RALEIGH, N.C. (Legal Newsline) - North Carolina Attorney General Roy Cooper announced on Monday that four candy sales companies and a California company that allegedly mailed questionable letters to businesses have been barred from doing business in the state.
The Beacon Project, Creative Marketing Solutions, Universal Placement Services and Marilyn Broerman of Charlotte allegedly sold plastic countertop candy dispensers and instructed people on how to start their own candy vending businesses. The companies allegedly convinced consumers to invest as much as $50,000 by stating that investors could make $3,000 a week in cash indefinitely. None of the vendors made the types of profits that were promised.
The four candy sales companies allegedly told vendors that the money collected would go toward finding missing children. All candy sales profits allegedly went to the individual vendors while dispenser sales went to the defendants.
"It's bad enough to promise unrealistic profits, but even worse to claim the money is going to help a charity," Cooper said.
Under the terms of a consent judgment signed by Superior Court Judge Robert H. Hobgood, Marilyn Broerman, Universal Placement Services, Creative Marketing Solutions, the Beacon Project and their employees are permanently barred from engaging in unfair business practices, soliciting charitable donations and offering business opportunities in the state. The defendants must pay $5,000 to the state for the purposes of consumer protection.
Cooper filed a lawsuit against the defendants on Feb. 28, 2011, for alleged deceptive and unfair trade practices and sought a permanent ban on their work.
"Don't be fooled by profits that sound too good to be true, no matter how much you want to believe them," Cooper said. "Before you agree to buy into any business opportunity, check it out thoroughly."

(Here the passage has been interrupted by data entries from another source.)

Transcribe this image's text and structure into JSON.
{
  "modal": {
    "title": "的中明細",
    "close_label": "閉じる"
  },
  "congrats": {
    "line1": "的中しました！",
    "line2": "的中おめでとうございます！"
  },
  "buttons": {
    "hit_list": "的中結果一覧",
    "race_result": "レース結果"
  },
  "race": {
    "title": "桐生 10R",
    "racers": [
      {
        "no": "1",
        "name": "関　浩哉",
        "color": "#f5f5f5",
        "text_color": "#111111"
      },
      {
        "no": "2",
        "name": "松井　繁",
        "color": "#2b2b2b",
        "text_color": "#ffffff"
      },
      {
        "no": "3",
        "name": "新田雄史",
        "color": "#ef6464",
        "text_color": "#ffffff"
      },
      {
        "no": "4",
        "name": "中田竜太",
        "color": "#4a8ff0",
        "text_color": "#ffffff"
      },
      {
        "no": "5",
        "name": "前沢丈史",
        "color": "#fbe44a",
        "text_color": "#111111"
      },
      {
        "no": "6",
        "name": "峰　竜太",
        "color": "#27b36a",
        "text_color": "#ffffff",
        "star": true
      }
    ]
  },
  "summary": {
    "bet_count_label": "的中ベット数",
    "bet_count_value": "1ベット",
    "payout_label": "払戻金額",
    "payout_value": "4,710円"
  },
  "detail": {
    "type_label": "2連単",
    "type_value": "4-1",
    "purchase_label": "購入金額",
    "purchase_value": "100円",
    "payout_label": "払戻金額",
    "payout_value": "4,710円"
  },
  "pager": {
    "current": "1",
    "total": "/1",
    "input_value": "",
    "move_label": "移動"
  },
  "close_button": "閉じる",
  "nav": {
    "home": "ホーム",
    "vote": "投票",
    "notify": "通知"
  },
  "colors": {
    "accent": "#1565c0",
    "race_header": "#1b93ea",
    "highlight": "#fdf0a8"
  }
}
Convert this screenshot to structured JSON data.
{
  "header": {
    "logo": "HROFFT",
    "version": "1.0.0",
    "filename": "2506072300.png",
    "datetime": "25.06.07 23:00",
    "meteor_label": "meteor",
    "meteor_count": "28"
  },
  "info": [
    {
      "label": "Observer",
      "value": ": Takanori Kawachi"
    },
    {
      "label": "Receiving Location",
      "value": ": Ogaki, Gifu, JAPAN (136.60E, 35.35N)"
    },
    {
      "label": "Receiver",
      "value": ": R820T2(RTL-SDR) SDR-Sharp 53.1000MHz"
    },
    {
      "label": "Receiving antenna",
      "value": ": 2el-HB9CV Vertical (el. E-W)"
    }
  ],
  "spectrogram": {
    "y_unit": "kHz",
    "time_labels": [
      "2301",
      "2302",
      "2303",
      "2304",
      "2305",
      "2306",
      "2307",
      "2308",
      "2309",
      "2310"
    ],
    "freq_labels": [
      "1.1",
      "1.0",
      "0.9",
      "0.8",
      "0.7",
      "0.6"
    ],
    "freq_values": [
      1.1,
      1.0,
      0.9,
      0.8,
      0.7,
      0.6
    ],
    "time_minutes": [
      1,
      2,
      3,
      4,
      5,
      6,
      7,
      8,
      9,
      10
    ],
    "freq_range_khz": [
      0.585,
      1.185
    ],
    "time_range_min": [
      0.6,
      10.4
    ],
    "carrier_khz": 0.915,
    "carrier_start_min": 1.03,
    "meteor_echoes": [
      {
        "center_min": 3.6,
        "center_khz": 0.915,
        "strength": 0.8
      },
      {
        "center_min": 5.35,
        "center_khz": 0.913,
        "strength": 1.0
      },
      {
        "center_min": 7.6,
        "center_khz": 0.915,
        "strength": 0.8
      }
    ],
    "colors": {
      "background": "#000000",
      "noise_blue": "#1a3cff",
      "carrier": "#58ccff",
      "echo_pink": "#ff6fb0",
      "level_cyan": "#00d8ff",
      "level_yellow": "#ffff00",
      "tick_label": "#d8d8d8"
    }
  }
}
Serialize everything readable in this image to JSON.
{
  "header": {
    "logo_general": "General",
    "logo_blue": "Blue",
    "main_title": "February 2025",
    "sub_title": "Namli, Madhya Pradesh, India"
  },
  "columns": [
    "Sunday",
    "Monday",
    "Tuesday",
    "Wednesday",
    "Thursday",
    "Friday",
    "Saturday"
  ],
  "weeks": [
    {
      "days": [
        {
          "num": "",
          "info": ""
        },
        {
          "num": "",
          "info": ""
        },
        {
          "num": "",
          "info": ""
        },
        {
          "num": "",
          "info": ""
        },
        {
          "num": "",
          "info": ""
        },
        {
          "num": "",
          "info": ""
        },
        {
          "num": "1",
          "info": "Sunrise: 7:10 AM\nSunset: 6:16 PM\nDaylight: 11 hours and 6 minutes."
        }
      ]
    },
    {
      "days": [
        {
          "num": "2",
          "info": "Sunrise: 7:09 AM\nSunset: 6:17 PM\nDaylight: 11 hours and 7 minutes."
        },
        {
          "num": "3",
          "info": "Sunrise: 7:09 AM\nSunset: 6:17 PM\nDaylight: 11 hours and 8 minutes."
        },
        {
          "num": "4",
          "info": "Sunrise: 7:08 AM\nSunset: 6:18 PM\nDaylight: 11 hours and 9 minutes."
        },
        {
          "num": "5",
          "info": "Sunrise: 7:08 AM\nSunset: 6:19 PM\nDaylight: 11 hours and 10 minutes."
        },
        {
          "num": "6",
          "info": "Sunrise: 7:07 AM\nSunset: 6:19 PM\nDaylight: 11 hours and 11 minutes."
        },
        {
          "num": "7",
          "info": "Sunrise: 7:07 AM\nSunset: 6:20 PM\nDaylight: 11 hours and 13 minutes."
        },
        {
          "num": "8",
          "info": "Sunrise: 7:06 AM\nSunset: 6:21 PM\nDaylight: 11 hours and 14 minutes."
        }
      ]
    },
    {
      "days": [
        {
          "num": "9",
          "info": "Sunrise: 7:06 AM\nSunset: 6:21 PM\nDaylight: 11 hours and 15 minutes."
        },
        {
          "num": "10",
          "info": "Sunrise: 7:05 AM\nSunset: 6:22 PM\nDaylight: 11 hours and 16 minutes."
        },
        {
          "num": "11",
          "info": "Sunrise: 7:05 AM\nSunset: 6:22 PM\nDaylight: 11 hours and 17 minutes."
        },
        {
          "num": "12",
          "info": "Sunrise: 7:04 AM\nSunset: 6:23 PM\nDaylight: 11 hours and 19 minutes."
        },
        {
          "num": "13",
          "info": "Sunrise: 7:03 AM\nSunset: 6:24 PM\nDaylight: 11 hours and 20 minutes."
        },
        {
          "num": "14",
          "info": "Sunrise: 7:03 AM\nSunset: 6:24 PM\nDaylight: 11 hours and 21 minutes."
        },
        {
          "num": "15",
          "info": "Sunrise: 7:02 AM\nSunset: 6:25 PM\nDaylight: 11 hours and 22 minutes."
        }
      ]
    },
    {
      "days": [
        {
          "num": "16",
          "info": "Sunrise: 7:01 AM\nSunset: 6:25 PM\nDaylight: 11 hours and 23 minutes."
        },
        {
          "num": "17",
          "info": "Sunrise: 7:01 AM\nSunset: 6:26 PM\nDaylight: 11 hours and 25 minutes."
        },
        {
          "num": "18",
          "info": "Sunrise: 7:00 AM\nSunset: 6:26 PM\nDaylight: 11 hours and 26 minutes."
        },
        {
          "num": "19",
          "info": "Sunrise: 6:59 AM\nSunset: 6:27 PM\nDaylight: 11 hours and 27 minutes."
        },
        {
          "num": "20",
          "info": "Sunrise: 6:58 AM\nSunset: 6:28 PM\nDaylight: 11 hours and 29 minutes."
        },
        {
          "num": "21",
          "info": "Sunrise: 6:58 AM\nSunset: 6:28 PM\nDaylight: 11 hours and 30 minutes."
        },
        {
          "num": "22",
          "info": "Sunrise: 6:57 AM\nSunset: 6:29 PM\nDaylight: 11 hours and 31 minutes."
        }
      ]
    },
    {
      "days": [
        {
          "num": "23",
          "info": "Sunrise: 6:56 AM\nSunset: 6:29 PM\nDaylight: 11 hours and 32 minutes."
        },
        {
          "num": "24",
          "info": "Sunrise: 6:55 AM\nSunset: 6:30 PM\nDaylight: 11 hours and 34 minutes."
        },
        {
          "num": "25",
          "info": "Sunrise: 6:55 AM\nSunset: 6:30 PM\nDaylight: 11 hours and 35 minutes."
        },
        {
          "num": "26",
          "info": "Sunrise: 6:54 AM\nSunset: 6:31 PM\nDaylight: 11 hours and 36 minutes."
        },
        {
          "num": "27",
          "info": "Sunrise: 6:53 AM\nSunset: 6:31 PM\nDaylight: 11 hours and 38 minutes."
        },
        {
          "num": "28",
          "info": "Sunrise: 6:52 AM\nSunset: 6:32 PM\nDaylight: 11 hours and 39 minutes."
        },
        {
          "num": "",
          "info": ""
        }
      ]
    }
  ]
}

Corporate Services Inc., a California company, allegedly sent questionable letters to hundreds of businesses in the state in violation of an earlier agreement. Despite a March 2011 settlement that barred the company from sending misleading mailings, the company allegedly sent out another mailing to hundreds of North Carolina businesses in violation of the settlement.
Cooper and Secretary of State Elaine F. Marshall filed a lawsuit against Corporate Services Inc. and Selwyn J. Monarch, the company's owner, in 2009 for allegedly misleading state businesses into thinking that they failed to comply with state laws on filing and taking corporate minutes.
The letters appeared to come from a government agency and directed the companies to pay $125 and give information on their corporate minutes by a particular date, Cooper alleged. The state won a preliminary injunction and a temporary restraining order against the defendants which led to the March 2011 settlement.
"Trying to trick small business owners and violating legal agreements aren't the way to do business in North Carolina," Cooper said. "We're pleased that we've kept hundreds of businesses from losing money to this scheme, and put a stop to this activity in North Carolina for good."
Corporate Services Inc. initially claimed that the latest mailing was sent by mistake but agreed to return checks worth approximately $90,000 to the 700 state businesses that responded to the mailing. Under the terms of an agreement, the company will stop doing business in the state and will pay $30,000 to the state. In the March 2011 agreement, Corporate Services was ordered to pay $25,000 to the state.